Statesman Staff Writer
Nothing is going to stop Geneva Acord. She intends to keep playing her piano and singing as long as she is physically able. At 86 years old she shows no sign of slowing down.
"If I sound like an old crow, I'm going to sing anyway."
Geneva has been playing piano and singing in churches since she was 14 years old. She plays the piano for the Senior Citizens Choir, which performs every Thursday at noon at the Dexter Senior Center. The choir also performs at Central Gardens on Mondays and rotates between Golden Living Center, Cypress Point and Crowley Ridge Care Center on Thursday afternoons.
Geneva taught piano lessons at her home in Dexter for many years. While never formally trained, she reads music and learned to transpose songs. From the beginning her music centered on her Christian beliefs, which meant that she taught church hymns to her students. She had "an ear for chording," and that is what she tried to pass on to her students.
Geneva began giving piano lessons after she was approached by a woman at her church to teach her son, Billy Sherfield. He was her first of many students.
"All I've ever known, God has taught me," she says.
Her husband, Chuck, was a carrier of the Post Office in town. The piano lessons were a way for her to "help with family finances." When she started, she got 50 cents per lesson. People began lining up for the lessons. For 35 years she taught piano every day after school from 3 to 6 p.m. and on Saturdays from 8 a.m. to 6 p.m. She even had a waiting list for people wanting to take lessons. While most were youngsters, she also taught adults. She remembers one of her star students was Rita Davis, but there were others. She watched as many of them went on to play piano at various area churches and even in gospel performing groups.
Geneva was born Sept. 6, 1926, the daughter of J.L. and Blanche Jackson. J.L. was the official weatherman for the town. Her mother always wanted to play the piano, but did not have the opportunity as she was one of several children and had only a third grade education. After the children got old enough, her mother took a job at Elder Manufacturing and saved enough money to spend $50 for a piano. She arranged for 11-year-old Geneva to begin taking lessons from Belle Young.
At 14 years of age, Geneva began playing the piano at the Second General Baptist Church. She adds, "I wasn't any good." It didn't stop her. She kept playing and became even more active in the church which was located in an old wooden structure behind the current Risen Church. The old building was torn down.
"I was raised up in church," Geneva reflects. "It's all I've ever known."
Her devotion led to many jobs in the church, including Sunday School teacher, music director, directing a youth choir and "anything they would let me do."
She also wrote material for the General Baptist Foundation located in Poplar Bluff, including tracts for primary Sunday School, the Jr. Christian Endeavor and the Women's Love Guild devotions.
After several years at Second General Baptist, Geneva says, "I got the baptism of the Holy Ghost."
Her husband struggled with it for a while but came to understand, she relates.
"I had to follow the Holy Spirit."
There was a time when Geneva wanted to be ordained as a minister, but that did not materialize.
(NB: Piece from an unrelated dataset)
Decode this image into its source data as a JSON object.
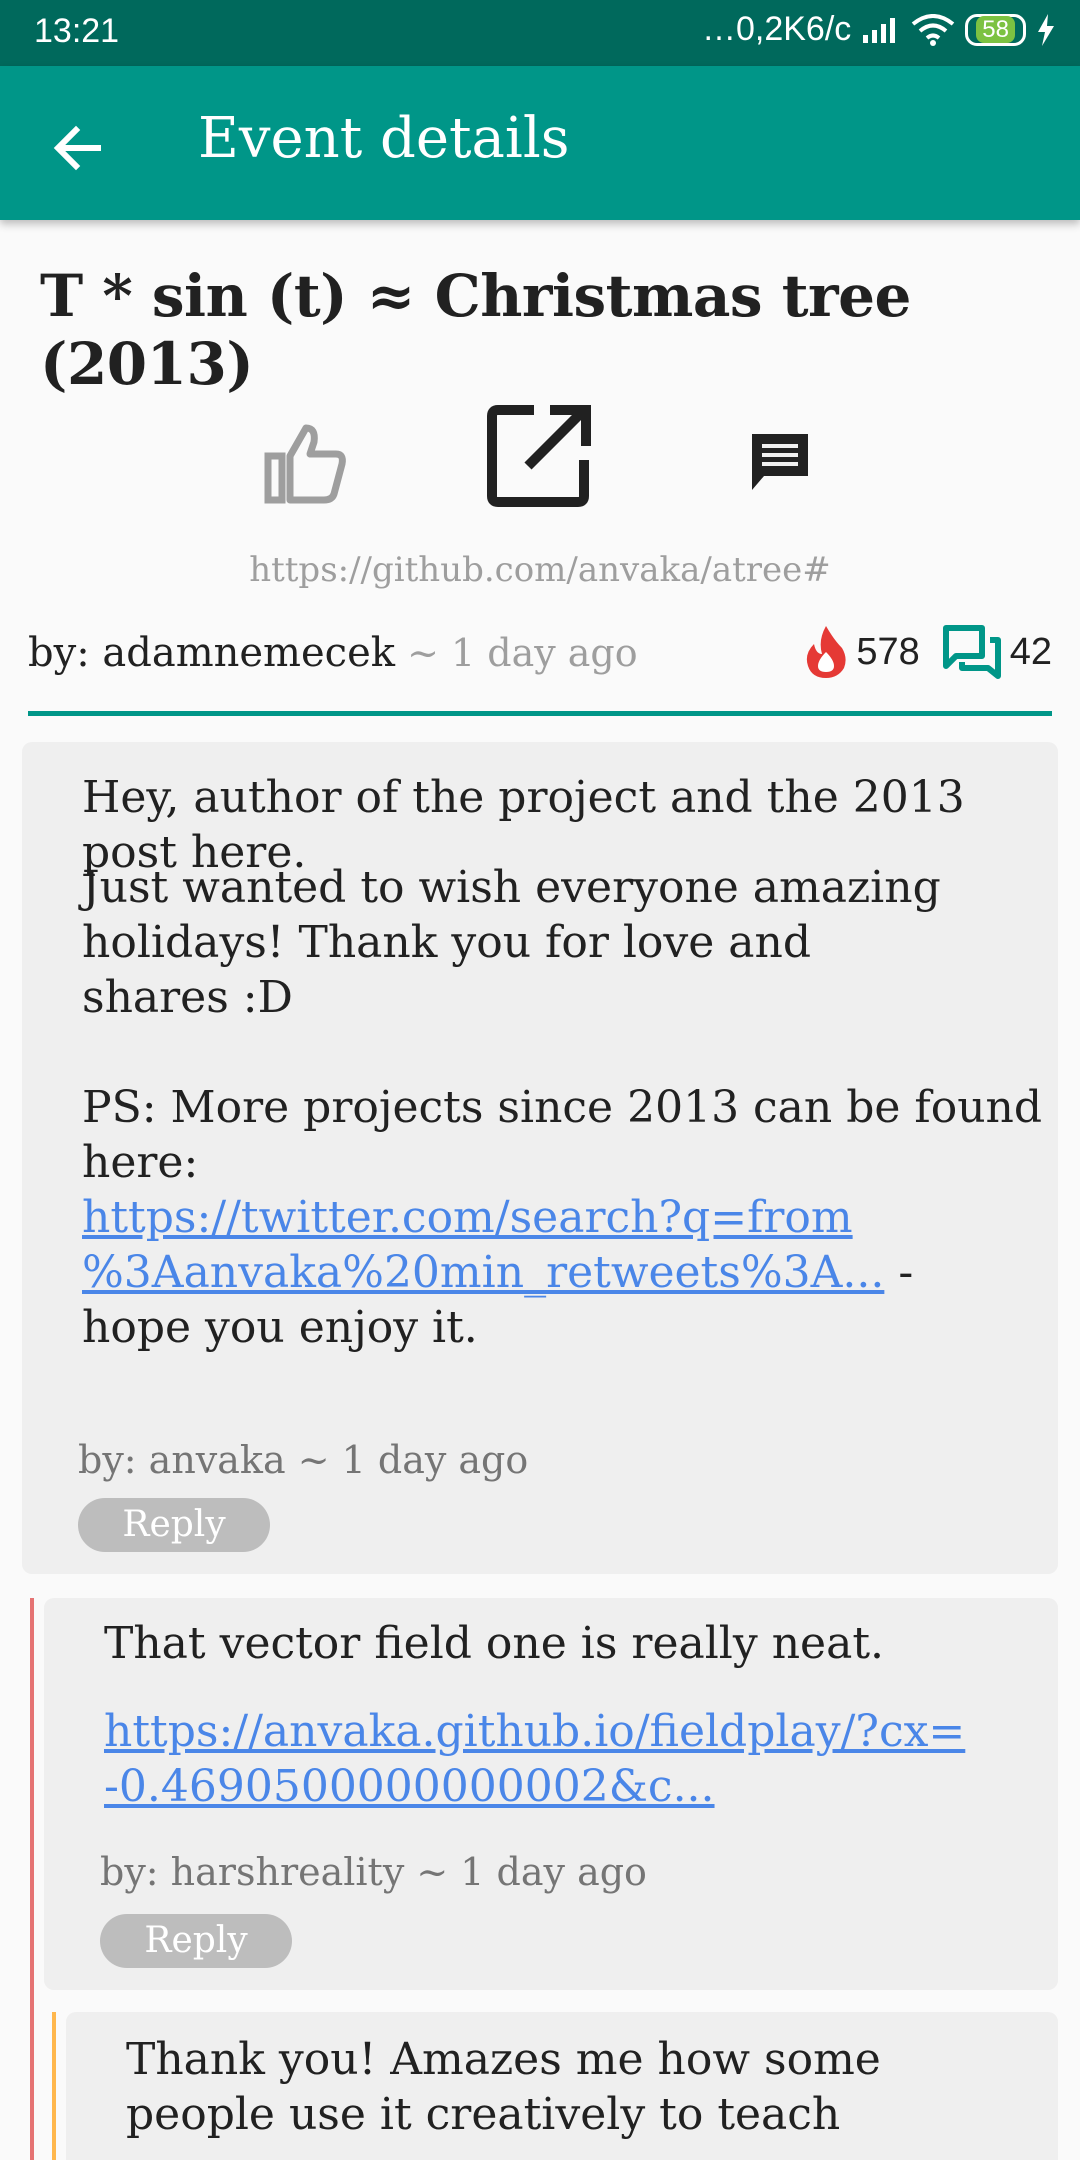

Her real love was Christian music, so she continued her music ministry.
She has attended several churches since her baptism. In every one of them she has given of her musical talents. She attended the Assembly of God, Victory Temple and now attends the Southwest Church of the Nazarene where she still plays the piano.
Her husband Chuck died just a few months before their 50th wedding anniversary. The couple has three children: Mike, Patty and Gale.
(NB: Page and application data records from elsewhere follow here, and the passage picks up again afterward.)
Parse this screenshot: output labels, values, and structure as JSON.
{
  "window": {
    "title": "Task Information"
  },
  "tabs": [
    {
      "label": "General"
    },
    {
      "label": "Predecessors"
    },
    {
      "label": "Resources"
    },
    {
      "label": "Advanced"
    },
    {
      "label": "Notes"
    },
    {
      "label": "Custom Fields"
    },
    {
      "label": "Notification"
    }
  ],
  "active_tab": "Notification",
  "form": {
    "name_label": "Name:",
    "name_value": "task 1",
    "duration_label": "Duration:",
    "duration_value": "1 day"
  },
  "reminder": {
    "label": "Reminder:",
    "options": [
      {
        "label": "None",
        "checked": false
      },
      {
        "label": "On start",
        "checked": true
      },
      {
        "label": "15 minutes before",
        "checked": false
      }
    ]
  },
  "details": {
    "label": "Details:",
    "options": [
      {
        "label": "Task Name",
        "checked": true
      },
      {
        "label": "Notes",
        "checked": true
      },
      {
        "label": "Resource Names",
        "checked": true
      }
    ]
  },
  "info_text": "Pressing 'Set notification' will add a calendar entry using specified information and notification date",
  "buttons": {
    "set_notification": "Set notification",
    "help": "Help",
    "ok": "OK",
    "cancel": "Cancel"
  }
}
Thirty years ago Geneva started another pursuit, joining the Senior Citizen's Choir. At that time the activities were held at the Housing Authority Community Room off North Locust Street. Later they moved to what was then called the Nutrition Center, now the OAKS Nutrition Center or the Senior Center on Stoddard Street. Lawrence Veith led the choir. She also sang in the Gospel Five with Veith. The two later married in 1999.
"I had known Lawrence for 50 years," says Geneva.
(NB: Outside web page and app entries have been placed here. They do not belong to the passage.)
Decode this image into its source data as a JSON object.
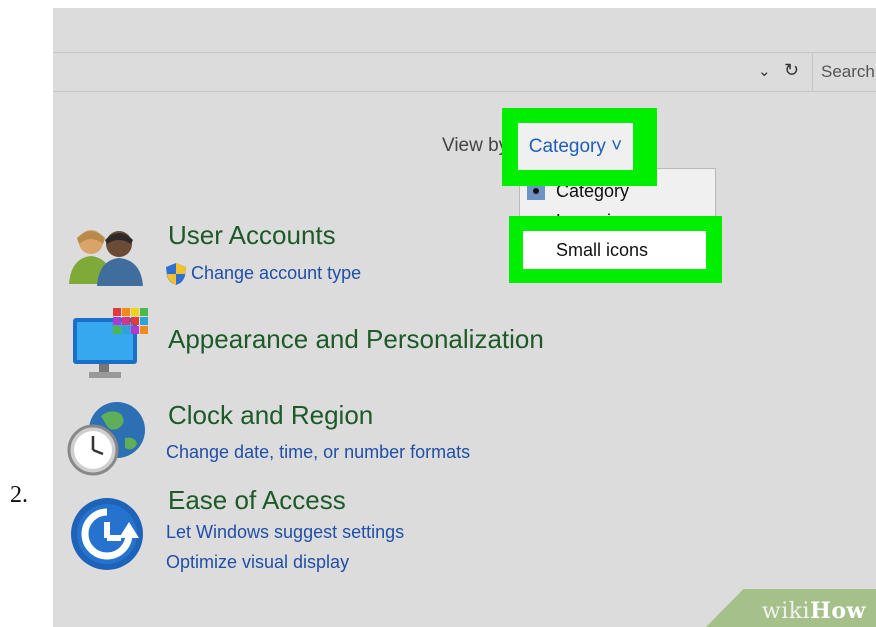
{
  "step_number": "2.",
  "address_bar": {
    "search_placeholder": "Search"
  },
  "view_by": {
    "label": "View by",
    "selected": "Category ˅",
    "options": [
      "Category",
      "Large icons",
      "Small icons"
    ]
  },
  "categories": [
    {
      "title": "User Accounts",
      "links": [
        "Change account type"
      ],
      "icon": "user-accounts-icon"
    },
    {
      "title": "Appearance and Personalization",
      "links": [],
      "icon": "appearance-icon"
    },
    {
      "title": "Clock and Region",
      "links": [
        "Change date, time, or number formats"
      ],
      "icon": "clock-region-icon"
    },
    {
      "title": "Ease of Access",
      "links": [
        "Let Windows suggest settings",
        "Optimize visual display"
      ],
      "icon": "ease-of-access-icon"
    }
  ],
  "watermark": {
    "wiki": "wiki",
    "how": "How"
  },
  "colors": {
    "highlight": "#00ee00",
    "panel_bg": "#dcdcdc",
    "link_blue": "#1f4fa8",
    "title_green": "#1e5a28"
  }
}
Lawrence died in 2007.
She continues to sing and play with the choir, which at one point had dropped to about six to eight regulars. Since then it has rebounded and now has about 30 members, with an average of 20 members who perform at the Senior Center and nursing homes. They also sing at revivals and at area churches on special occasions.
Geneva credits much of the growth to Marita Atherton, who became the choir director five years ago.
"The Lord has really blessed the Senior Choir," Geneva says.
They have been asked to perform at various churches on Sunday nights but decided against it. The choir is made up of people from about 14 different churches, and the choir members want to attend their own services.
Melissa Green is the oldest member still singing in the choir at 92 years of age. She is followed by Lois Roberts at 88 years. Geneva also makes sure to recognize Harold Zimmerman who has been the bassist for the choir for many years. "Just call him Mr. Faithful," Geneva says.
Through all of her various music ministries, Geneva has witnessed God's faithfulness and is proud of the many accomplishments she has been a part of along the way, most notably her piano students. Always believing in both the talented and those simply gave it their all, she watched each one grow and find success.
"It doesn't make any difference how small your gift is," says Geneva, "as long as you use what you've got, God will bless you. God has been good to me."